“The headline idea was, ‘let’s create the world’s largest, coolest classroom in space,’ ” Zahaan Bharmal, director of European marketing for Google, YouTube’s parent company, told the New York Times.
These will not be the first student experiments conducted in space. Earlier this year, 27 student experiments (out of more than 1,000 submitted) flew on the last two Space Shuttle flights. One, from seventh graders in Portland, Ore., tested the growth of protein crystals in microgravity. Students in 12 school districts around the country are writing proposals for experiments to fly to the space shuttle next spring in a program run by the National Center for Earth and Space Science Education in Maryland.
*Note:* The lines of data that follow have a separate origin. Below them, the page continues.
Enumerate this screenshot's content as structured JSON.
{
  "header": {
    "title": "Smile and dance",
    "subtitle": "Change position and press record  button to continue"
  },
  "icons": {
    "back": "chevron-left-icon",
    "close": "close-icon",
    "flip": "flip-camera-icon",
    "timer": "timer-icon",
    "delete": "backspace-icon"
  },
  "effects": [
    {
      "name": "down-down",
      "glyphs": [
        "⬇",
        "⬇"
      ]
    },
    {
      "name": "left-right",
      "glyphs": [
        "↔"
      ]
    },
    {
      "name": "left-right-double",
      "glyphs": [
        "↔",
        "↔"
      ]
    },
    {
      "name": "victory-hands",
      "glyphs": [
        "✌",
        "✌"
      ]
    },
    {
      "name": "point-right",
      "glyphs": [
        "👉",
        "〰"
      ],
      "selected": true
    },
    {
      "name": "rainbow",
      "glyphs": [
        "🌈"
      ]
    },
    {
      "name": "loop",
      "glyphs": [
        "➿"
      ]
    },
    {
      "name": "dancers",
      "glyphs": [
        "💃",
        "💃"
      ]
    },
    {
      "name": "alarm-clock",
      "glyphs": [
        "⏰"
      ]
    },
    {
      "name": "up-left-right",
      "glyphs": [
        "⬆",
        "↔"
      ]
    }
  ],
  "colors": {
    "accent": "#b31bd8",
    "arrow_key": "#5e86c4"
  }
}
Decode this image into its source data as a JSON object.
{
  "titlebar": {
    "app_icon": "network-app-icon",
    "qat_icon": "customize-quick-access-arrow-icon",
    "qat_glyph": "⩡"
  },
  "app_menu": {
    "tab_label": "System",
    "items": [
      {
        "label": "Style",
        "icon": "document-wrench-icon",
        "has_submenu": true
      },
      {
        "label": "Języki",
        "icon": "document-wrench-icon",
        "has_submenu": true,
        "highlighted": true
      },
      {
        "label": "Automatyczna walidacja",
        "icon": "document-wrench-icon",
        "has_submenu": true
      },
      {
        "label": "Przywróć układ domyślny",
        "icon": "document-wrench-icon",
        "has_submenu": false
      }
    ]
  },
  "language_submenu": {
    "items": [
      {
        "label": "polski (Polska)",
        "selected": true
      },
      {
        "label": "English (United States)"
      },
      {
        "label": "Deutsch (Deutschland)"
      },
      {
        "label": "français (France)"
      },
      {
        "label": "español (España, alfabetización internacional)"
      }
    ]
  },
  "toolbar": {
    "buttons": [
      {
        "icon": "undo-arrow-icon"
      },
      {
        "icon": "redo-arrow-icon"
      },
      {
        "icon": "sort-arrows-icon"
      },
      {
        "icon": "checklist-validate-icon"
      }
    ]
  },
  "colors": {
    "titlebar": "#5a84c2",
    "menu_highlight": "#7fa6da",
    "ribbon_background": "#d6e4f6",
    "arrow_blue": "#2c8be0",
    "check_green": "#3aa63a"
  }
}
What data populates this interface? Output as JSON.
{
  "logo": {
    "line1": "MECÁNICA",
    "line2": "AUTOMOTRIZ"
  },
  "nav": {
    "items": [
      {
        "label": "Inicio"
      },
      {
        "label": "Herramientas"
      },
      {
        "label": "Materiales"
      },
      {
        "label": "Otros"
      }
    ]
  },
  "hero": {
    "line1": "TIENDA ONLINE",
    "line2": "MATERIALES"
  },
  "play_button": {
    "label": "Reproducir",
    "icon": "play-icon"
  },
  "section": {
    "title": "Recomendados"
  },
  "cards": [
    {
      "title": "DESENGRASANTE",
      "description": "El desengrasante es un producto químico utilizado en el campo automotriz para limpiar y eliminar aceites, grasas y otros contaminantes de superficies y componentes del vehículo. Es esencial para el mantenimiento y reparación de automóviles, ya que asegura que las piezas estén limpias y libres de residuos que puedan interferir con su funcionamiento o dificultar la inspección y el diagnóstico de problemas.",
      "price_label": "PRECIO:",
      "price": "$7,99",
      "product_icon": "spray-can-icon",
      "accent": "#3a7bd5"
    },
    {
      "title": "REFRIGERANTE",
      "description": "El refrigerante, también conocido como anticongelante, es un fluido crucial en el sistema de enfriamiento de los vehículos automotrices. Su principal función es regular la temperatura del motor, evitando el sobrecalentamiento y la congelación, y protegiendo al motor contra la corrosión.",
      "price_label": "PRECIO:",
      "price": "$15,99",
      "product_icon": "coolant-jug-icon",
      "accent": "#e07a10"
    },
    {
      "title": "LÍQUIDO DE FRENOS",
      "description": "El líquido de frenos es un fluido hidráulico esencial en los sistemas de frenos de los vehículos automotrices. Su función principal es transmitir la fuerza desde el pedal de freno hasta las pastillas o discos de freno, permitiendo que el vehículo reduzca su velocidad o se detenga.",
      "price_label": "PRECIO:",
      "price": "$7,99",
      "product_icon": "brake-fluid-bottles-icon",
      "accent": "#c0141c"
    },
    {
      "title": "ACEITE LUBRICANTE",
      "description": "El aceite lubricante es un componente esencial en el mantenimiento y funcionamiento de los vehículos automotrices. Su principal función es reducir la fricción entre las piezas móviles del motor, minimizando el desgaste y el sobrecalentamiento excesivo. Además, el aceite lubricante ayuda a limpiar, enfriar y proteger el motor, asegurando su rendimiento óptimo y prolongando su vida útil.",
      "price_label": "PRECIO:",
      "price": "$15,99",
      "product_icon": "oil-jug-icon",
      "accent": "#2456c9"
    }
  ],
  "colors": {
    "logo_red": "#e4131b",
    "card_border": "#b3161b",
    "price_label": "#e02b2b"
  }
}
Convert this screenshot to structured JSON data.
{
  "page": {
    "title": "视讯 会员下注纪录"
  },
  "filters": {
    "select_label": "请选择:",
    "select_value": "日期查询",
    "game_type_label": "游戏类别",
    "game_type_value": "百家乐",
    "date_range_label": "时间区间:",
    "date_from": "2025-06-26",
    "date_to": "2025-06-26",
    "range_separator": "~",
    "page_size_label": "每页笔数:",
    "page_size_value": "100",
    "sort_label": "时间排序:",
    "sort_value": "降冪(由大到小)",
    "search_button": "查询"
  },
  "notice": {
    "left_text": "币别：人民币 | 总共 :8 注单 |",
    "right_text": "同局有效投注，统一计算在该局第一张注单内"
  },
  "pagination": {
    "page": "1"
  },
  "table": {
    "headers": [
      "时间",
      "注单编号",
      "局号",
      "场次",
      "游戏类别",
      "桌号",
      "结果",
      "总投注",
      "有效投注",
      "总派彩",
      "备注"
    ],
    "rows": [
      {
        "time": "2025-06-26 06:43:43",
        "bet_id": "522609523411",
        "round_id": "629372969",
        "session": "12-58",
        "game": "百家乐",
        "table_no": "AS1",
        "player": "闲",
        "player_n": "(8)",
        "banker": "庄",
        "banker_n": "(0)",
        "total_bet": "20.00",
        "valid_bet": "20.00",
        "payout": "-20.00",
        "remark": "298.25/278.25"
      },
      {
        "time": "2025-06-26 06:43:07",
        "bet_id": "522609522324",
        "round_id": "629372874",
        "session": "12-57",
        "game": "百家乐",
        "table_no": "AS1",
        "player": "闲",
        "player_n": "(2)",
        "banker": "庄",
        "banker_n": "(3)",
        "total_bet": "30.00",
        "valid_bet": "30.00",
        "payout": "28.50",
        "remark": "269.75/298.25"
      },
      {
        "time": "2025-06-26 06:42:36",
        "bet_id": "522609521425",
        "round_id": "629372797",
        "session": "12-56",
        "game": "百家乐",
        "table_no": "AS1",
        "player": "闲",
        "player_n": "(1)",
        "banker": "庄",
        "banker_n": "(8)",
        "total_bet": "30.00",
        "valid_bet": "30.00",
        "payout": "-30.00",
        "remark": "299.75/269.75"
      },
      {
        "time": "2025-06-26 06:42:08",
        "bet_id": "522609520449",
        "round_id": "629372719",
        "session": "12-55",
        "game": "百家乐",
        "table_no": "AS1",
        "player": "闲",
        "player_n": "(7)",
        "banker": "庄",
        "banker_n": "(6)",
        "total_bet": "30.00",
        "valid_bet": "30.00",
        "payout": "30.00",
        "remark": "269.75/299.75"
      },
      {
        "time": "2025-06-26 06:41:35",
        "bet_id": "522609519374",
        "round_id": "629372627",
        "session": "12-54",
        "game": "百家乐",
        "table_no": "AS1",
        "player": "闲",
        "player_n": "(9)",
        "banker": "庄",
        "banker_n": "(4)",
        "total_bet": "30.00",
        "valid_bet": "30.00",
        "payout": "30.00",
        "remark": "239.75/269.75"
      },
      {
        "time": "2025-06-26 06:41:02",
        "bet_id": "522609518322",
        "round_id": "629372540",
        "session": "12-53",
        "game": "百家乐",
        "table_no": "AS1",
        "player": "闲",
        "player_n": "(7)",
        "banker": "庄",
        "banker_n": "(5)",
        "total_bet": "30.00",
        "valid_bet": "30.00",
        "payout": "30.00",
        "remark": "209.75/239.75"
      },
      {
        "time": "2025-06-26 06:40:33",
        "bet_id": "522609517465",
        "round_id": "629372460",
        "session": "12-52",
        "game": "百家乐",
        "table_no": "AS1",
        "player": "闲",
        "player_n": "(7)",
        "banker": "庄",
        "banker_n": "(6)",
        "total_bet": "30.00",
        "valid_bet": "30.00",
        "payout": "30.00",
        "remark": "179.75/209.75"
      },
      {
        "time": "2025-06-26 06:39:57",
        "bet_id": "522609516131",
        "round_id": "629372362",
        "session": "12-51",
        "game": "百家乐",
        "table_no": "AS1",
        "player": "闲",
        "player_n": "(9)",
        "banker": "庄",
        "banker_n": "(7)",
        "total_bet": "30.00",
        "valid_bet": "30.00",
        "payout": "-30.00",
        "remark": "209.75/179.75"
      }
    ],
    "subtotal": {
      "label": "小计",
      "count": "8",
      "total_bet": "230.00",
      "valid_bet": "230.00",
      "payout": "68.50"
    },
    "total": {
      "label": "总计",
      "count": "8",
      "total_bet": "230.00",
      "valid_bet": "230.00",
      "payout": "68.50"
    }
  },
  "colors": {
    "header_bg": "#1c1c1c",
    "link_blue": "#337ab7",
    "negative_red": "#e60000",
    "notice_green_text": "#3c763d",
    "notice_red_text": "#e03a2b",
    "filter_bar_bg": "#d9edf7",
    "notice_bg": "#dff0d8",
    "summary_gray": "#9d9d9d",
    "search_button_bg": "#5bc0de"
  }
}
For the YouTube contest, NASA has signed up Space Adventures, a Vienna, Va., company best known for arranging trips to the International Space Station for space tourists, to prepare the winning experiments for flight.
See the YouTube teaser:
The contest deadline is December 7. Entries will be whittled to 60 finalists in three geographical regions, with Google flying the regional winners to a ceremony in Washington, D.C. next March. The two grand prize winners can choose either a trip to Japan to see the launching of their experiments or, for those over 18, a trip to Russia for a week of cosmonaut training.
Filed under: K-12 Education News